Between American sanctions and regime crisis

Christian Malard (*)

On March 21, the day of the Iranian New Year, Ayatollah Ali Khamenei , the supreme leader of the revolution, surprised everyone by calling for “unity and national reconstruction.” So we wondered: are US sanctions starting to take effect? The answer is yes, if I believe most observers.

On March 21, Iranian New Year’s Day, the Supreme Leader of the Revolution, Ayatollah Ali Khamenei, surprised everybody by calling for “unity and national reconstruction”. We then said to ourselves: are the American sanctions starting to take effect? The answer is yes, according to most observers. And the financial crisis in Iran, exacerbated by the sanctions, is hitting the Allied militias hard, blocking Iran’s presence and influence in Syria, Iraq, Lebanon, Yemen and the Gaza Strip.

Militias in Syria have seen their salaries significantly reduced. The projects that Iran had promised to help a faltering Syrian economy, have failed. Many Hezbollah fighters admit that they lost half their salary or didn’t get paid at all in January and February. They even say they expect the worst with more cuts to come. Even Hezbollah leader Hassan Nasrallah acknowledges the difficulties caused by the US sanctions.

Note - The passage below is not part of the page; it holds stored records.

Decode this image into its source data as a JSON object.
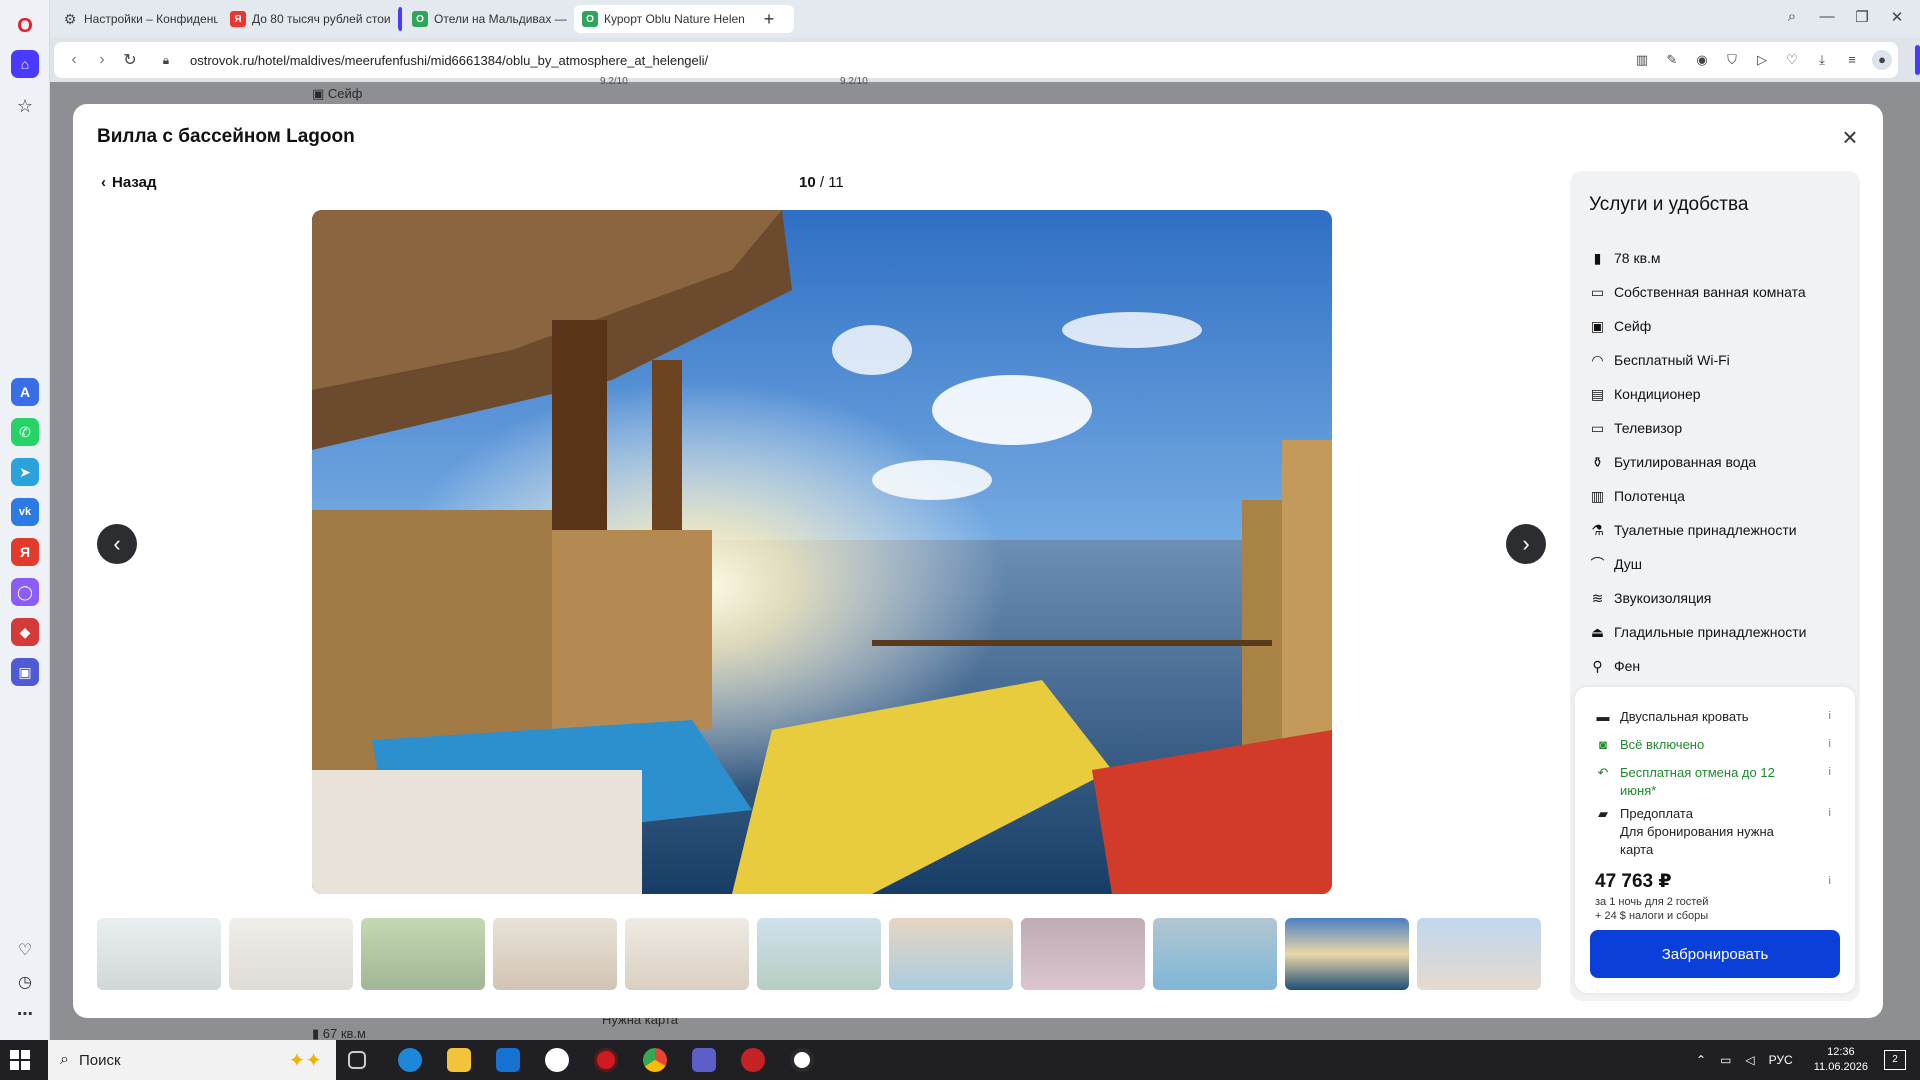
{
  "browser": {
    "tabs": [
      {
        "label": "Настройки – Конфиденц"
      },
      {
        "label": "До 80 тысяч рублей стои"
      },
      {
        "label": "Отели на Мальдивах — з"
      },
      {
        "label": "Курорт Oblu Nature Helen"
      }
    ],
    "url": "ostrovok.ru/hotel/maldives/meerufenfushi/mid6661384/oblu_by_atmosphere_at_helengeli/",
    "bg_texts": {
      "safe": "Сейф",
      "area": "67 кв.м",
      "card": "Нужна карта",
      "top1": "9.2/10",
      "top2": "9.2/10"
    }
  },
  "modal": {
    "title": "Вилла с бассейном Lagoon",
    "back_label": "Назад",
    "counter_current": "10",
    "counter_sep": " / ",
    "counter_total": "11"
  },
  "amenities": {
    "title": "Услуги и удобства",
    "items": [
      {
        "icon": "floor-plan-icon",
        "label": "78 кв.м"
      },
      {
        "icon": "bathtub-icon",
        "label": "Собственная ванная комната"
      },
      {
        "icon": "safe-icon",
        "label": "Сейф"
      },
      {
        "icon": "wifi-icon",
        "label": "Бесплатный Wi-Fi"
      },
      {
        "icon": "air-conditioner-icon",
        "label": "Кондиционер"
      },
      {
        "icon": "tv-icon",
        "label": "Телевизор"
      },
      {
        "icon": "water-bottles-icon",
        "label": "Бутилированная вода"
      },
      {
        "icon": "towel-icon",
        "label": "Полотенца"
      },
      {
        "icon": "toiletries-icon",
        "label": "Туалетные принадлежности"
      },
      {
        "icon": "shower-icon",
        "label": "Душ"
      },
      {
        "icon": "soundproof-icon",
        "label": "Звукоизоляция"
      },
      {
        "icon": "iron-icon",
        "label": "Гладильные принадлежности"
      },
      {
        "icon": "hairdryer-icon",
        "label": "Фен"
      }
    ]
  },
  "booking": {
    "bed": "Двуспальная кровать",
    "meal": "Всё включено",
    "cancel": "Бесплатная отмена до 12 июня*",
    "prepay_title": "Предоплата",
    "prepay_note": "Для бронирования нужна карта",
    "price": "47 763 ₽",
    "price_note_1": "за 1 ночь для 2 гостей",
    "price_note_2": "+ 24 $ налоги и сборы",
    "book_label": "Забронировать",
    "info_glyph": "i",
    "green_color": "#1c8a2b",
    "button_color": "#0a40d9"
  },
  "gallery": {
    "thumb_count": 11,
    "active_index": 10
  },
  "taskbar": {
    "search_label": "Поиск",
    "lang": "РУС",
    "time": "12:36",
    "date": "11.06.2026",
    "notif_count": "2"
  }
}
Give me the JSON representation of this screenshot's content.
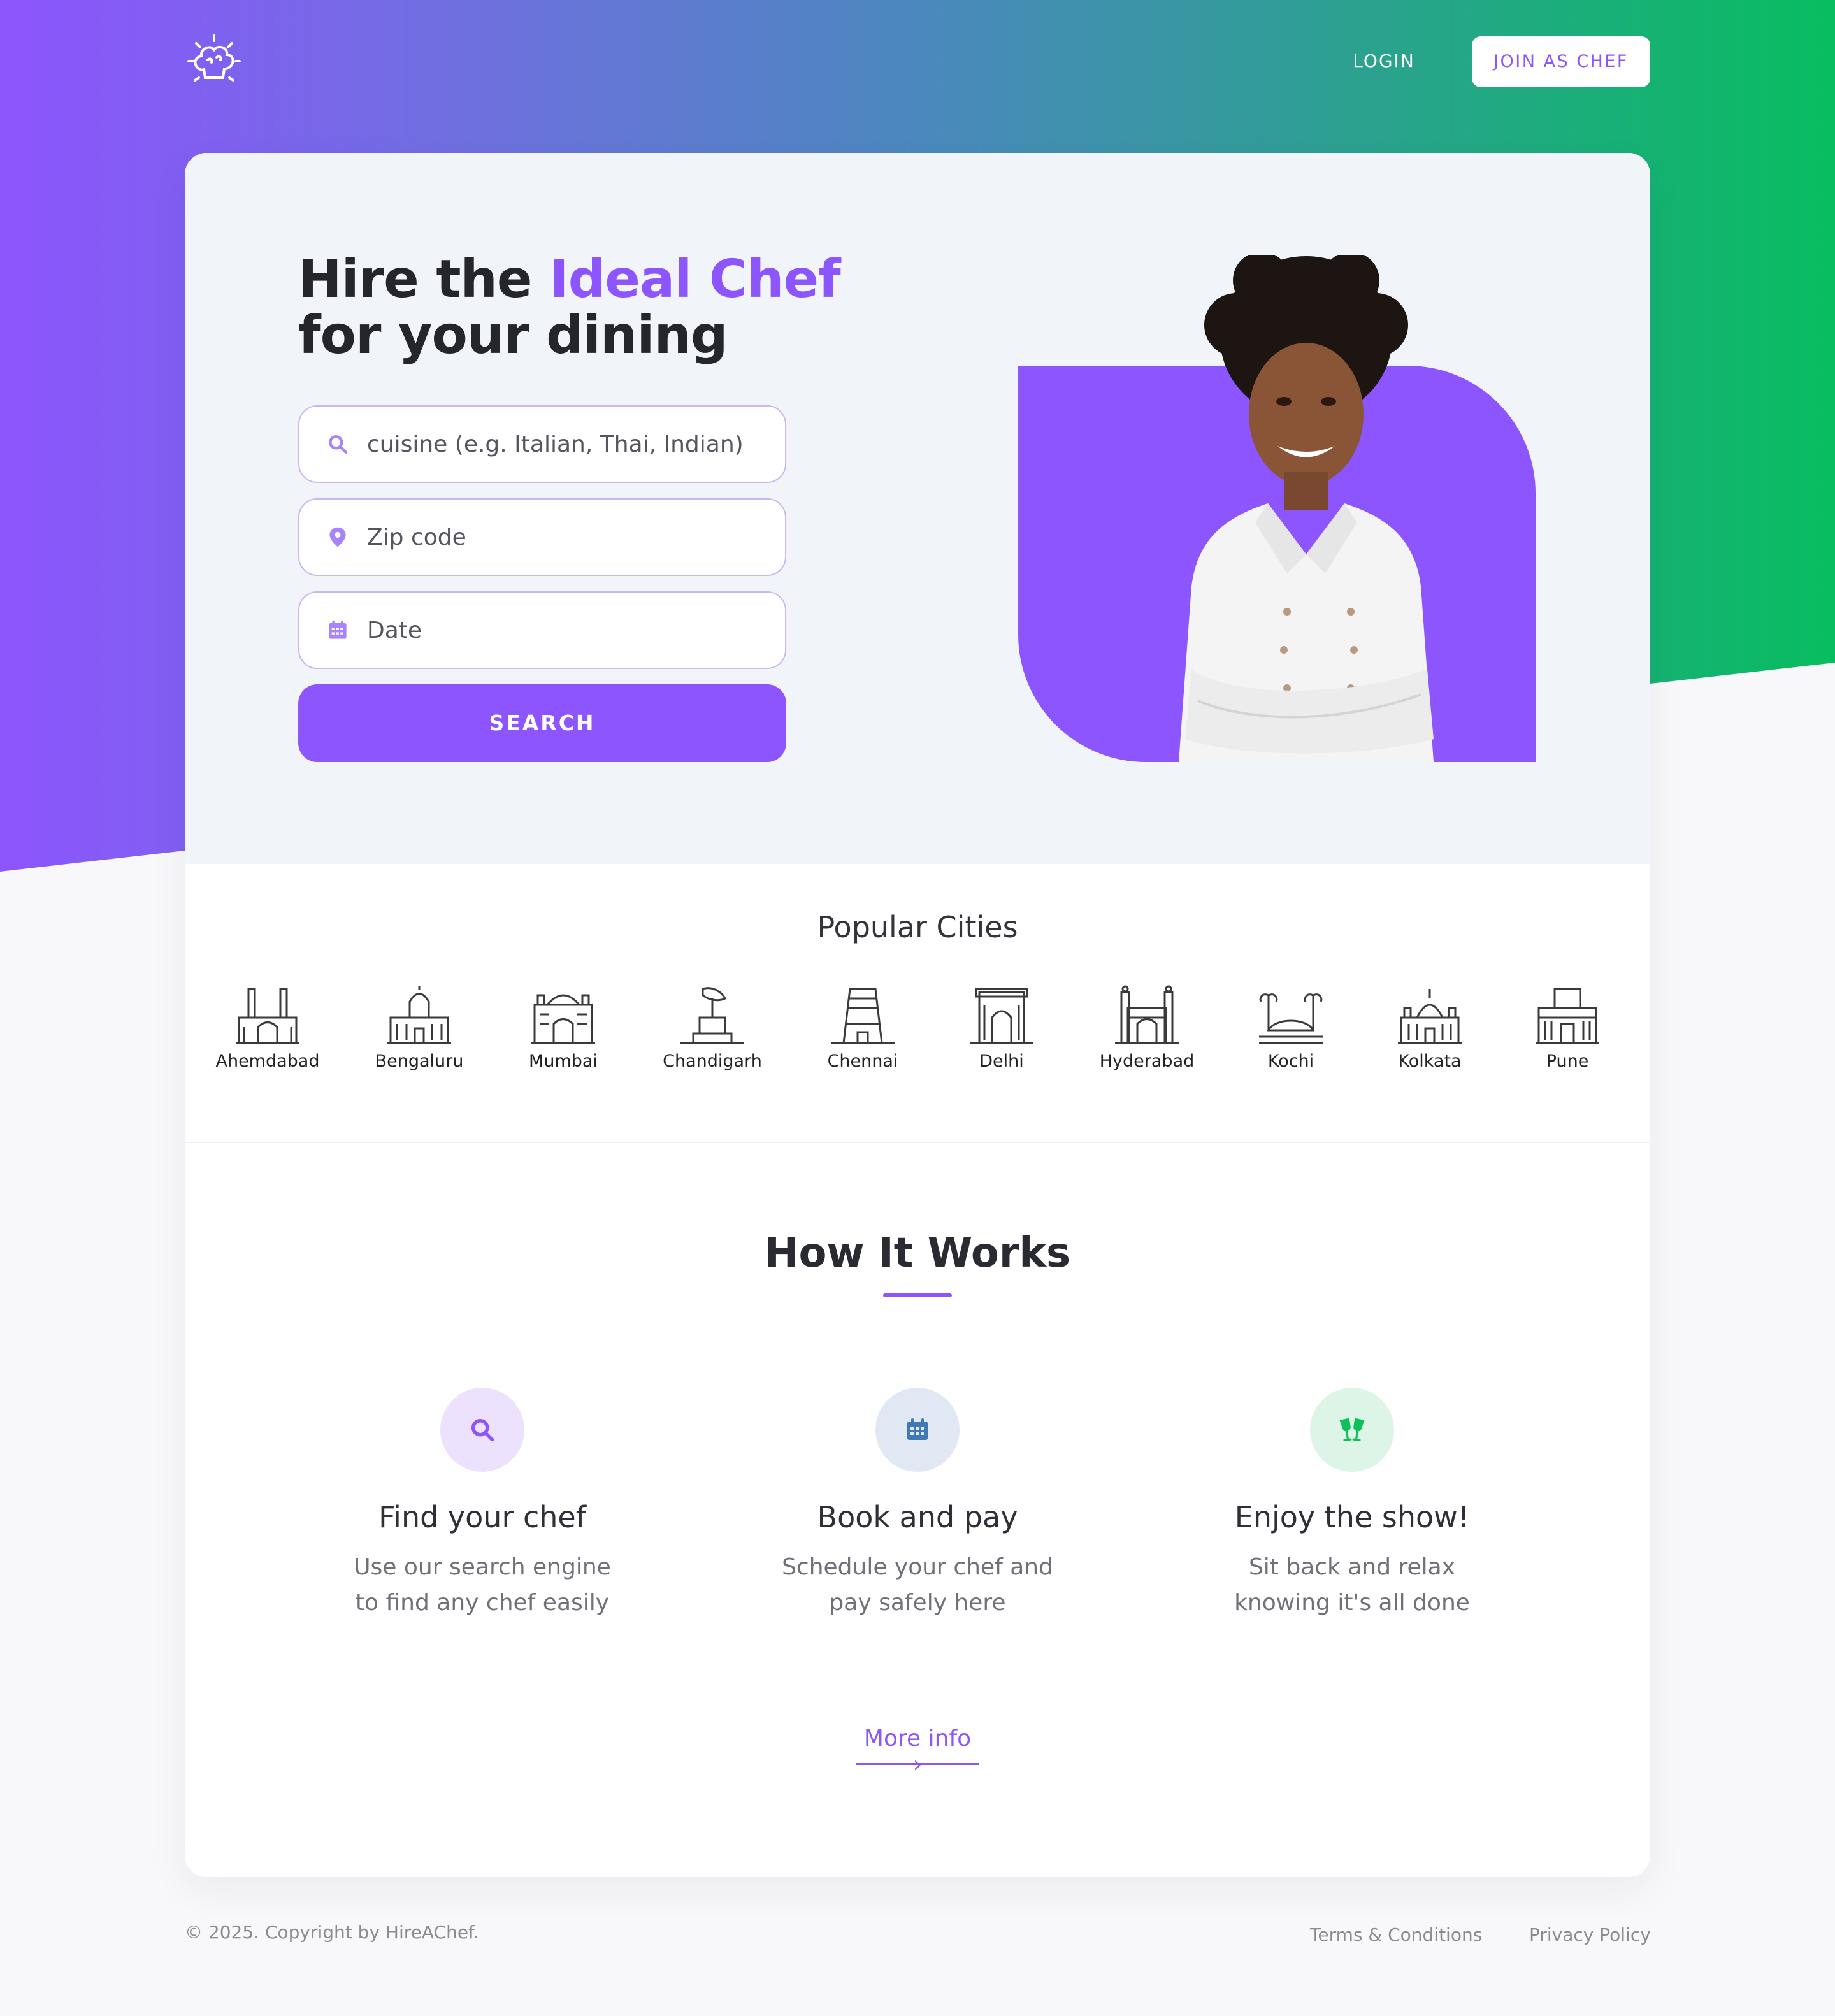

However, one question remains: can all these financial restrictions have an impact on the behavior of all these militias who remain ideologically attached to the Iranian politics? The reactions of combatants, officials and observers are all in the same direction: American sanctions hurt!

If, in Lebanon, Hezbollah remains the main military force and an essential political actor, in Syria, Iranians are forced to reduce the presence of certain militias, not only because of financial problems, but also because after 8 years of war, Bashar El Assad defeated all opposition. That said, it is in Iraq that Iran will become more involved in strengthening its political and economic ties. The militias, which he had supported, will now be financed by the Iraqi authorities. Iran also maintains links with allies on the other side of the Iraqi political spectrum who defend Iranian interests by defying the American military presence in Iraq.

It must be remembered that there is an underground war of influence between those whom we, Westerners, undoubtedly wrongly call the regime’s moderates (Hassan Rohani, the President, and Mohamad Javad Zarif, his Minister of Foreign Affairs) and the ultra-conservative clan embodied by Ayatollah Ali Khamenei, the Supreme Leader of the Revolution, General Souleimani, the all-powerful Chief of Staff of the Armed Forces and the Corps of the 160 000 Pasdarans (Revolutionary Guards) who lock down all the country’s political, economic and military sectors. Today, this war is well opened. We can even talk about the beginning of a regime crisis.

Hassan Rohani and Javad Zarif now risk to pay the price for the openness they have advocated towards Westerners. The ultra-conservative regime will not forgive them for not having obtained the dividends expected from the nuclear agreement. Nor do they believe in the barter system introduced by the Europeans to circumvent American sanctions and better ensure their economic survival.

Indeed, a few days after the announcement of the barter system, Khamenei, who has the final say on all foreign policy decisions, warned that his country should not trust Europeans.

All this could therefore lead to a disavowal by the moderates, a retreat of the regime on itself, with a tightening of its policy towards the United States, Israel and Europe. With, at the end of the day, a possible withdrawal of the nuclear agreement, a revival by Iran of its nuclear program, not to mention the maintenance of Iranian troops on Syrian territory and of Hezbollah in Lebanon.

If this were the case, I am not sure that Israel, the United States and its allies in the region would remain idle!

* International policy expert and diplomatic consultant